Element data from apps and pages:
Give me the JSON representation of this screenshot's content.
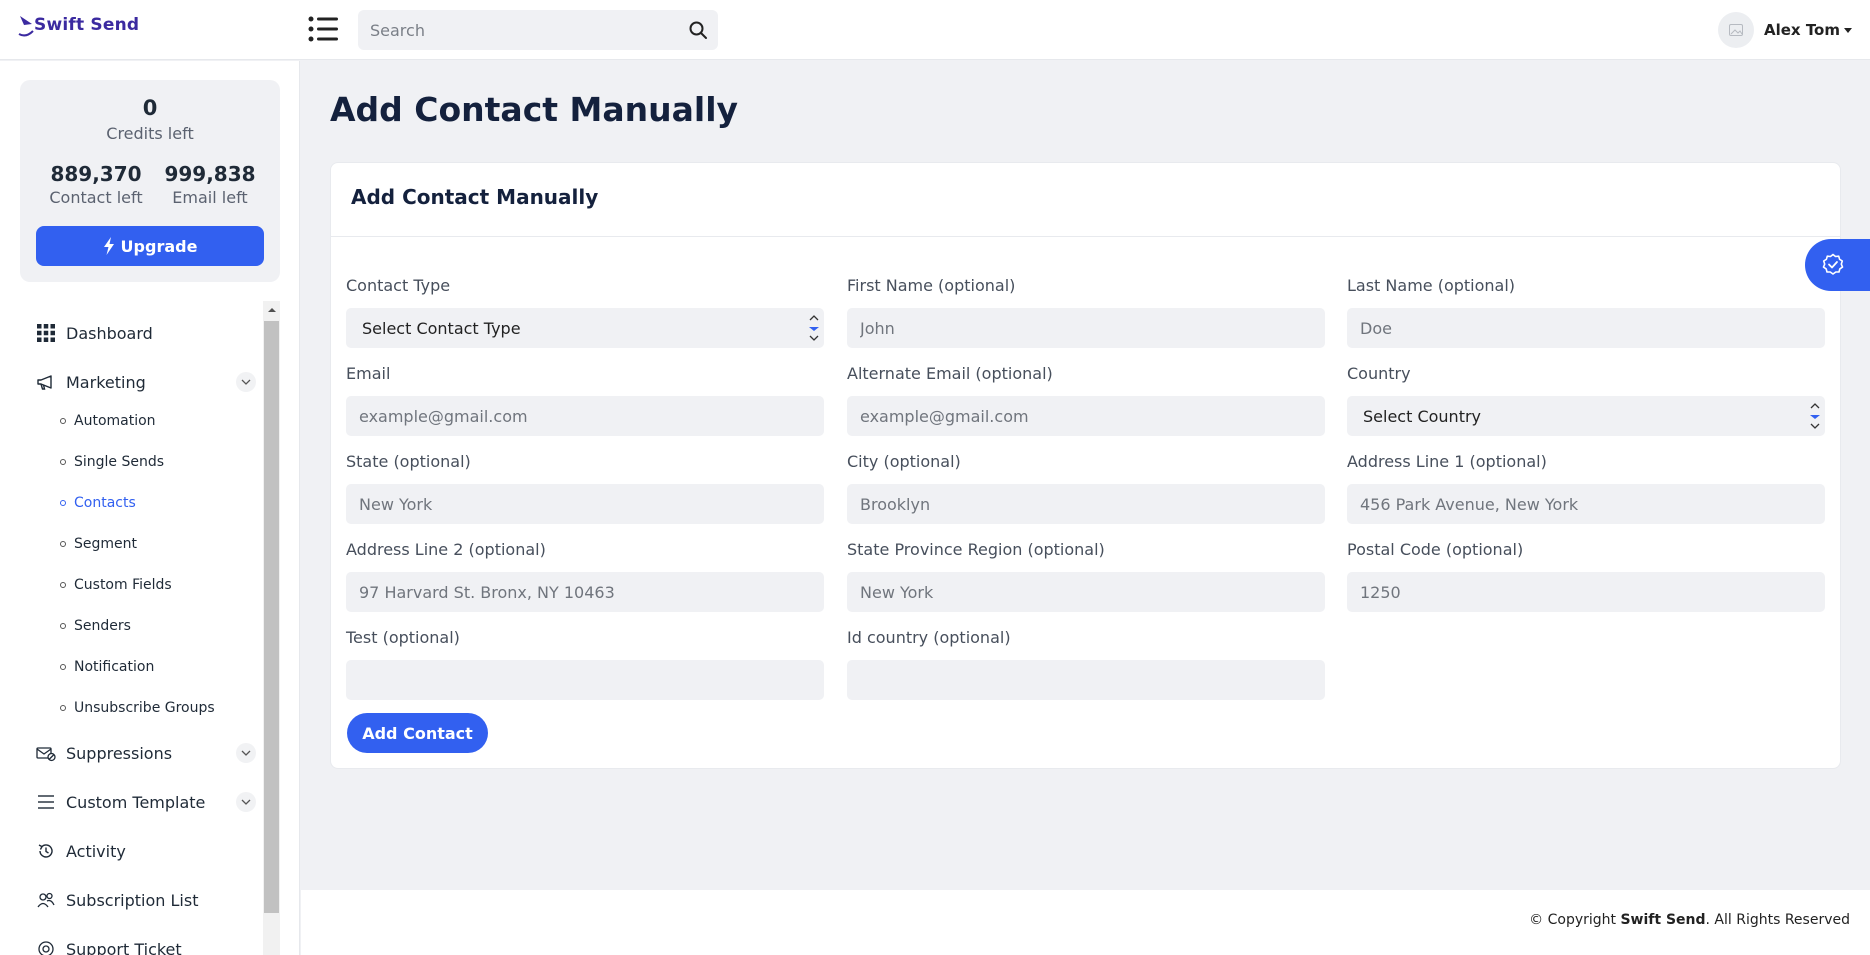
{
  "brand": {
    "name": "Swift Send"
  },
  "search": {
    "placeholder": "Search"
  },
  "user": {
    "name": "Alex Tom"
  },
  "credits": {
    "credits_value": "0",
    "credits_label": "Credits left",
    "contact_value": "889,370",
    "contact_label": "Contact left",
    "email_value": "999,838",
    "email_label": "Email left",
    "upgrade_label": "Upgrade"
  },
  "nav": {
    "dashboard": "Dashboard",
    "marketing": "Marketing",
    "marketing_items": [
      "Automation",
      "Single Sends",
      "Contacts",
      "Segment",
      "Custom Fields",
      "Senders",
      "Notification",
      "Unsubscribe Groups"
    ],
    "active_item": "Contacts",
    "suppressions": "Suppressions",
    "custom_template": "Custom Template",
    "activity": "Activity",
    "subscription_list": "Subscription List",
    "support_ticket": "Support Ticket"
  },
  "page": {
    "title": "Add Contact Manually"
  },
  "form": {
    "card_title": "Add Contact Manually",
    "contact_type": {
      "label": "Contact Type",
      "value": "Select Contact Type"
    },
    "first_name": {
      "label": "First Name (optional)",
      "placeholder": "John"
    },
    "last_name": {
      "label": "Last Name (optional)",
      "placeholder": "Doe"
    },
    "email": {
      "label": "Email",
      "placeholder": "example@gmail.com"
    },
    "alt_email": {
      "label": "Alternate Email (optional)",
      "placeholder": "example@gmail.com"
    },
    "country": {
      "label": "Country",
      "value": "Select Country"
    },
    "state": {
      "label": "State (optional)",
      "placeholder": "New York"
    },
    "city": {
      "label": "City (optional)",
      "placeholder": "Brooklyn"
    },
    "address1": {
      "label": "Address Line 1 (optional)",
      "placeholder": "456 Park Avenue, New York"
    },
    "address2": {
      "label": "Address Line 2 (optional)",
      "placeholder": "97 Harvard St. Bronx, NY 10463"
    },
    "state_region": {
      "label": "State Province Region (optional)",
      "placeholder": "New York"
    },
    "postal": {
      "label": "Postal Code (optional)",
      "placeholder": "1250"
    },
    "test": {
      "label": "Test (optional)",
      "placeholder": ""
    },
    "id_country": {
      "label": "Id country (optional)",
      "placeholder": ""
    },
    "submit_label": "Add Contact"
  },
  "footer": {
    "prefix": "© Copyright",
    "brand": "Swift Send",
    "suffix": ". All Rights Reserved"
  },
  "colors": {
    "accent": "#3260f0",
    "brand": "#3b2aa0",
    "background": "#f0f1f4"
  }
}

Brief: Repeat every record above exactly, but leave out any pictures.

Completed task:
Give me the JSON representation of this screenshot's content.
{
  "brand": {
    "name": "Swift Send"
  },
  "search": {
    "placeholder": "Search"
  },
  "user": {
    "name": "Alex Tom"
  },
  "credits": {
    "credits_value": "0",
    "credits_label": "Credits left",
    "contact_value": "889,370",
    "contact_label": "Contact left",
    "email_value": "999,838",
    "email_label": "Email left",
    "upgrade_label": "Upgrade"
  },
  "nav": {
    "dashboard": "Dashboard",
    "marketing": "Marketing",
    "marketing_items": [
      "Automation",
      "Single Sends",
      "Contacts",
      "Segment",
      "Custom Fields",
      "Senders",
      "Notification",
      "Unsubscribe Groups"
    ],
    "active_item": "Contacts",
    "suppressions": "Suppressions",
    "custom_template": "Custom Template",
    "activity": "Activity",
    "subscription_list": "Subscription List",
    "support_ticket": "Support Ticket"
  },
  "page": {
    "title": "Add Contact Manually"
  },
  "form": {
    "card_title": "Add Contact Manually",
    "contact_type": {
      "label": "Contact Type",
      "value": "Select Contact Type"
    },
    "first_name": {
      "label": "First Name (optional)",
      "placeholder": "John"
    },
    "last_name": {
      "label": "Last Name (optional)",
      "placeholder": "Doe"
    },
    "email": {
      "label": "Email",
      "placeholder": "example@gmail.com"
    },
    "alt_email": {
      "label": "Alternate Email (optional)",
      "placeholder": "example@gmail.com"
    },
    "country": {
      "label": "Country",
      "value": "Select Country"
    },
    "state": {
      "label": "State (optional)",
      "placeholder": "New York"
    },
    "city": {
      "label": "City (optional)",
      "placeholder": "Brooklyn"
    },
    "address1": {
      "label": "Address Line 1 (optional)",
      "placeholder": "456 Park Avenue, New York"
    },
    "address2": {
      "label": "Address Line 2 (optional)",
      "placeholder": "97 Harvard St. Bronx, NY 10463"
    },
    "state_region": {
      "label": "State Province Region (optional)",
      "placeholder": "New York"
    },
    "postal": {
      "label": "Postal Code (optional)",
      "placeholder": "1250"
    },
    "test": {
      "label": "Test (optional)",
      "placeholder": ""
    },
    "id_country": {
      "label": "Id country (optional)",
      "placeholder": ""
    },
    "submit_label": "Add Contact"
  },
  "footer": {
    "prefix": "© Copyright",
    "brand": "Swift Send",
    "suffix": ". All Rights Reserved"
  },
  "colors": {
    "accent": "#3260f0",
    "brand": "#3b2aa0",
    "background": "#f0f1f4"
  }
}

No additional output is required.